**WORK INSTRUCTIONS:** Please return every line of the listing. Keep each one exact.

........

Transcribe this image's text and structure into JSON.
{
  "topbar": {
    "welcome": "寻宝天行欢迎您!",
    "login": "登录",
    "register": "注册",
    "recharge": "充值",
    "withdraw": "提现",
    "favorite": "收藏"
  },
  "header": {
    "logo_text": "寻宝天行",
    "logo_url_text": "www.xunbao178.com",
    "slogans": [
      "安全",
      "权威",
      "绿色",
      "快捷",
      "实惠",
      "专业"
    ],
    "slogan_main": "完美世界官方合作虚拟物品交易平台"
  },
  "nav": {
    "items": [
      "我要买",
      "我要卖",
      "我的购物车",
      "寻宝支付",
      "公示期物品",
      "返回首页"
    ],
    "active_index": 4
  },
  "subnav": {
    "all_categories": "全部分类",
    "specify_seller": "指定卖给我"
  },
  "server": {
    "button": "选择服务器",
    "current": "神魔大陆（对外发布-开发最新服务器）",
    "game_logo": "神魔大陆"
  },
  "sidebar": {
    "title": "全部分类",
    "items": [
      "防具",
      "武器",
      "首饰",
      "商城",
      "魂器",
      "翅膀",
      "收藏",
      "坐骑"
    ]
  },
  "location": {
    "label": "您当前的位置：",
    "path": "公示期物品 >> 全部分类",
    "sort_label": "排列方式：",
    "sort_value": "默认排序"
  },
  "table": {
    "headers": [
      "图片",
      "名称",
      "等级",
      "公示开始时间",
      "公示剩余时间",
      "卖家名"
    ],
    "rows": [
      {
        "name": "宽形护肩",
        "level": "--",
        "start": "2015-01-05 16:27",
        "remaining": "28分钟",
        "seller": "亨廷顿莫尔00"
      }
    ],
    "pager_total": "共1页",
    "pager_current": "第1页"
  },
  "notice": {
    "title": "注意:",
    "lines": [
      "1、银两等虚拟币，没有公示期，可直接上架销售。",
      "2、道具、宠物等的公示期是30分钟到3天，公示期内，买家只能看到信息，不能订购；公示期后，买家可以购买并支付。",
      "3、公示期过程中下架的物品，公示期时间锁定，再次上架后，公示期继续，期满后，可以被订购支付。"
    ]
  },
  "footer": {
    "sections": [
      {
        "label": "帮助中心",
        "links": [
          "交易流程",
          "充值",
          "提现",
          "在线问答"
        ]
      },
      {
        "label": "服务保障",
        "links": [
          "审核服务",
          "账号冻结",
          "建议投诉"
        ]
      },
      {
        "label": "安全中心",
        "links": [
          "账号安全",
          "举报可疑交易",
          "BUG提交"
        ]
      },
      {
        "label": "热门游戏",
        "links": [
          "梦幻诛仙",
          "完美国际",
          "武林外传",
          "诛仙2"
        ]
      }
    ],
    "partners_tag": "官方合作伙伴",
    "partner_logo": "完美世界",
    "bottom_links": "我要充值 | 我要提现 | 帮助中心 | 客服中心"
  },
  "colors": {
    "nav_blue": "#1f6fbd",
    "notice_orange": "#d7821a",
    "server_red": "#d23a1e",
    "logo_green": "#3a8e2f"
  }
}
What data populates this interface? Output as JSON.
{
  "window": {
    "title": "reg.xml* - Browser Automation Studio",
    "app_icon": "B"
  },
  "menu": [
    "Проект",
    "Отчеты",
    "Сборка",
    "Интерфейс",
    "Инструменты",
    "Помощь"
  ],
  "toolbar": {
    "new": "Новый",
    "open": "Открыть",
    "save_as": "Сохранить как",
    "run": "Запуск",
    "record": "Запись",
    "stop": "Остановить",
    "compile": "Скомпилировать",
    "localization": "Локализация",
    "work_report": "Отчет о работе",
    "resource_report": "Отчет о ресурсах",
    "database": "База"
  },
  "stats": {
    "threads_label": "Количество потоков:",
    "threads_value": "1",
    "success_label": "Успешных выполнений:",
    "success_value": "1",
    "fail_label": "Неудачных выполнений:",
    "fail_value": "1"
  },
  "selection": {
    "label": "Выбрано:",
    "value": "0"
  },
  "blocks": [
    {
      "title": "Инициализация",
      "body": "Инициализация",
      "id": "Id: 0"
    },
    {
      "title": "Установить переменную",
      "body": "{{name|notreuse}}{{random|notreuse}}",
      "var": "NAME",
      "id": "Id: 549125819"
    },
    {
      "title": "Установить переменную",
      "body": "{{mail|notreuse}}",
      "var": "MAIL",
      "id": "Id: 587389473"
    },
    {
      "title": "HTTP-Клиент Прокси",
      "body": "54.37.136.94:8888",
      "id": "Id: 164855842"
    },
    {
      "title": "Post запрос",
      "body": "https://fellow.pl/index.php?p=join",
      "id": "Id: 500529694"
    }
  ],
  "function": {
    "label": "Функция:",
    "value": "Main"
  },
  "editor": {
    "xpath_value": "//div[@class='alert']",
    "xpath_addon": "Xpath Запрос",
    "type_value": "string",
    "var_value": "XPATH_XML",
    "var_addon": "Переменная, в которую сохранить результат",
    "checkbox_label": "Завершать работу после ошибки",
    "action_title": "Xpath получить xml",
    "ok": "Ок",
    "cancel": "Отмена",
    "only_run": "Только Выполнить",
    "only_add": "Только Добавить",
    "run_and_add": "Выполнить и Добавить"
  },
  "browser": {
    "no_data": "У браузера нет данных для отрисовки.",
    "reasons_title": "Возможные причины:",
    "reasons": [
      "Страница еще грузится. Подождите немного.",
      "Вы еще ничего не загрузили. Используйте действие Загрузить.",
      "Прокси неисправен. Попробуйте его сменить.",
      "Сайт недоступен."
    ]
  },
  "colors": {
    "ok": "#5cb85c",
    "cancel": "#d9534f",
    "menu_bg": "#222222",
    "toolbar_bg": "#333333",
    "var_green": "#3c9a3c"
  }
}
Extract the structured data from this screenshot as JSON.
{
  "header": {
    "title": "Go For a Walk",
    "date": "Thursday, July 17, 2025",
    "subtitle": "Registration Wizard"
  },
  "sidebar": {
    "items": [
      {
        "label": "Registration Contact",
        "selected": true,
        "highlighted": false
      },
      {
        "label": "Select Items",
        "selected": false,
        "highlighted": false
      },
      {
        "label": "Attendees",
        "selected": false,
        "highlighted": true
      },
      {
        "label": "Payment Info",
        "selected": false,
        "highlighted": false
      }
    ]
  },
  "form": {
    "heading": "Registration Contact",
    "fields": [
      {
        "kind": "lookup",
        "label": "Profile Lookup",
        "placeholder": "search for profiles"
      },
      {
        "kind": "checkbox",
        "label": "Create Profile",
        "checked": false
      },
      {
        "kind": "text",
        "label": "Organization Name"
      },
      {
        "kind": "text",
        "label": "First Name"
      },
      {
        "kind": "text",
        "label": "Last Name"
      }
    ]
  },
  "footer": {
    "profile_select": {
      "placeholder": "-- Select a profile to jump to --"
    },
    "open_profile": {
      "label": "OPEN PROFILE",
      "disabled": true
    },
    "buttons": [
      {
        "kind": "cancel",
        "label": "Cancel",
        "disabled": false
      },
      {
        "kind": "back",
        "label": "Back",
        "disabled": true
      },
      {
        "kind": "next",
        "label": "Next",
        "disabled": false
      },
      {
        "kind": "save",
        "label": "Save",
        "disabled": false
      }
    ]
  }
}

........

**ANSWER FOR THE TASK:**
Transcribe this image's text and structure into JSON.
{
  "topbar": {
    "welcome": "寻宝天行欢迎您!",
    "login": "登录",
    "register": "注册",
    "recharge": "充值",
    "withdraw": "提现",
    "favorite": "收藏"
  },
  "header": {
    "logo_text": "寻宝天行",
    "logo_url_text": "www.xunbao178.com",
    "slogans": [
      "安全",
      "权威",
      "绿色",
      "快捷",
      "实惠",
      "专业"
    ],
    "slogan_main": "完美世界官方合作虚拟物品交易平台"
  },
  "nav": {
    "items": [
      "我要买",
      "我要卖",
      "我的购物车",
      "寻宝支付",
      "公示期物品",
      "返回首页"
    ],
    "active_index": 4
  },
  "subnav": {
    "all_categories": "全部分类",
    "specify_seller": "指定卖给我"
  },
  "server": {
    "button": "选择服务器",
    "current": "神魔大陆（对外发布-开发最新服务器）",
    "game_logo": "神魔大陆"
  },
  "sidebar": {
    "title": "全部分类",
    "items": [
      "防具",
      "武器",
      "首饰",
      "商城",
      "魂器",
      "翅膀",
      "收藏",
      "坐骑"
    ]
  },
  "location": {
    "label": "您当前的位置：",
    "path": "公示期物品 >> 全部分类",
    "sort_label": "排列方式：",
    "sort_value": "默认排序"
  },
  "table": {
    "headers": [
      "图片",
      "名称",
      "等级",
      "公示开始时间",
      "公示剩余时间",
      "卖家名"
    ],
    "rows": [
      {
        "name": "宽形护肩",
        "level": "--",
        "start": "2015-01-05 16:27",
        "remaining": "28分钟",
        "seller": "亨廷顿莫尔00"
      }
    ],
    "pager_total": "共1页",
    "pager_current": "第1页"
  },
  "notice": {
    "title": "注意:",
    "lines": [
      "1、银两等虚拟币，没有公示期，可直接上架销售。",
      "2、道具、宠物等的公示期是30分钟到3天，公示期内，买家只能看到信息，不能订购；公示期后，买家可以购买并支付。",
      "3、公示期过程中下架的物品，公示期时间锁定，再次上架后，公示期继续，期满后，可以被订购支付。"
    ]
  },
  "footer": {
    "sections": [
      {
        "label": "帮助中心",
        "links": [
          "交易流程",
          "充值",
          "提现",
          "在线问答"
        ]
      },
      {
        "label": "服务保障",
        "links": [
          "审核服务",
          "账号冻结",
          "建议投诉"
        ]
      },
      {
        "label": "安全中心",
        "links": [
          "账号安全",
          "举报可疑交易",
          "BUG提交"
        ]
      },
      {
        "label": "热门游戏",
        "links": [
          "梦幻诛仙",
          "完美国际",
          "武林外传",
          "诛仙2"
        ]
      }
    ],
    "partners_tag": "官方合作伙伴",
    "partner_logo": "完美世界",
    "bottom_links": "我要充值 | 我要提现 | 帮助中心 | 客服中心"
  },
  "colors": {
    "nav_blue": "#1f6fbd",
    "notice_orange": "#d7821a",
    "server_red": "#d23a1e",
    "logo_green": "#3a8e2f"
  }
}
What data populates this interface? Output as JSON.
{
  "window": {
    "title": "reg.xml* - Browser Automation Studio",
    "app_icon": "B"
  },
  "menu": [
    "Проект",
    "Отчеты",
    "Сборка",
    "Интерфейс",
    "Инструменты",
    "Помощь"
  ],
  "toolbar": {
    "new": "Новый",
    "open": "Открыть",
    "save_as": "Сохранить как",
    "run": "Запуск",
    "record": "Запись",
    "stop": "Остановить",
    "compile": "Скомпилировать",
    "localization": "Локализация",
    "work_report": "Отчет о работе",
    "resource_report": "Отчет о ресурсах",
    "database": "База"
  },
  "stats": {
    "threads_label": "Количество потоков:",
    "threads_value": "1",
    "success_label": "Успешных выполнений:",
    "success_value": "1",
    "fail_label": "Неудачных выполнений:",
    "fail_value": "1"
  },
  "selection": {
    "label": "Выбрано:",
    "value": "0"
  },
  "blocks": [
    {
      "title": "Инициализация",
      "body": "Инициализация",
      "id": "Id: 0"
    },
    {
      "title": "Установить переменную",
      "body": "{{name|notreuse}}{{random|notreuse}}",
      "var": "NAME",
      "id": "Id: 549125819"
    },
    {
      "title": "Установить переменную",
      "body": "{{mail|notreuse}}",
      "var": "MAIL",
      "id": "Id: 587389473"
    },
    {
      "title": "HTTP-Клиент Прокси",
      "body": "54.37.136.94:8888",
      "id": "Id: 164855842"
    },
    {
      "title": "Post запрос",
      "body": "https://fellow.pl/index.php?p=join",
      "id": "Id: 500529694"
    }
  ],
  "function": {
    "label": "Функция:",
    "value": "Main"
  },
  "editor": {
    "xpath_value": "//div[@class='alert']",
    "xpath_addon": "Xpath Запрос",
    "type_value": "string",
    "var_value": "XPATH_XML",
    "var_addon": "Переменная, в которую сохранить результат",
    "checkbox_label": "Завершать работу после ошибки",
    "action_title": "Xpath получить xml",
    "ok": "Ок",
    "cancel": "Отмена",
    "only_run": "Только Выполнить",
    "only_add": "Только Добавить",
    "run_and_add": "Выполнить и Добавить"
  },
  "browser": {
    "no_data": "У браузера нет данных для отрисовки.",
    "reasons_title": "Возможные причины:",
    "reasons": [
      "Страница еще грузится. Подождите немного.",
      "Вы еще ничего не загрузили. Используйте действие Загрузить.",
      "Прокси неисправен. Попробуйте его сменить.",
      "Сайт недоступен."
    ]
  },
  "colors": {
    "ok": "#5cb85c",
    "cancel": "#d9534f",
    "menu_bg": "#222222",
    "toolbar_bg": "#333333",
    "var_green": "#3c9a3c"
  }
}
Extract the structured data from this screenshot as JSON.
{
  "header": {
    "title": "Go For a Walk",
    "date": "Thursday, July 17, 2025",
    "subtitle": "Registration Wizard"
  },
  "sidebar": {
    "items": [
      {
        "label": "Registration Contact",
        "selected": true,
        "highlighted": false
      },
      {
        "label": "Select Items",
        "selected": false,
        "highlighted": false
      },
      {
        "label": "Attendees",
        "selected": false,
        "highlighted": true
      },
      {
        "label": "Payment Info",
        "selected": false,
        "highlighted": false
      }
    ]
  },
  "form": {
    "heading": "Registration Contact",
    "fields": [
      {
        "kind": "lookup",
        "label": "Profile Lookup",
        "placeholder": "search for profiles"
      },
      {
        "kind": "checkbox",
        "label": "Create Profile",
        "checked": false
      },
      {
        "kind": "text",
        "label": "Organization Name"
      },
      {
        "kind": "text",
        "label": "First Name"
      },
      {
        "kind": "text",
        "label": "Last Name"
      }
    ]
  },
  "footer": {
    "profile_select": {
      "placeholder": "-- Select a profile to jump to --"
    },
    "open_profile": {
      "label": "OPEN PROFILE",
      "disabled": true
    },
    "buttons": [
      {
        "kind": "cancel",
        "label": "Cancel",
        "disabled": false
      },
      {
        "kind": "back",
        "label": "Back",
        "disabled": true
      },
      {
        "kind": "next",
        "label": "Next",
        "disabled": false
      },
      {
        "kind": "save",
        "label": "Save",
        "disabled": false
      }
    ]
  }
}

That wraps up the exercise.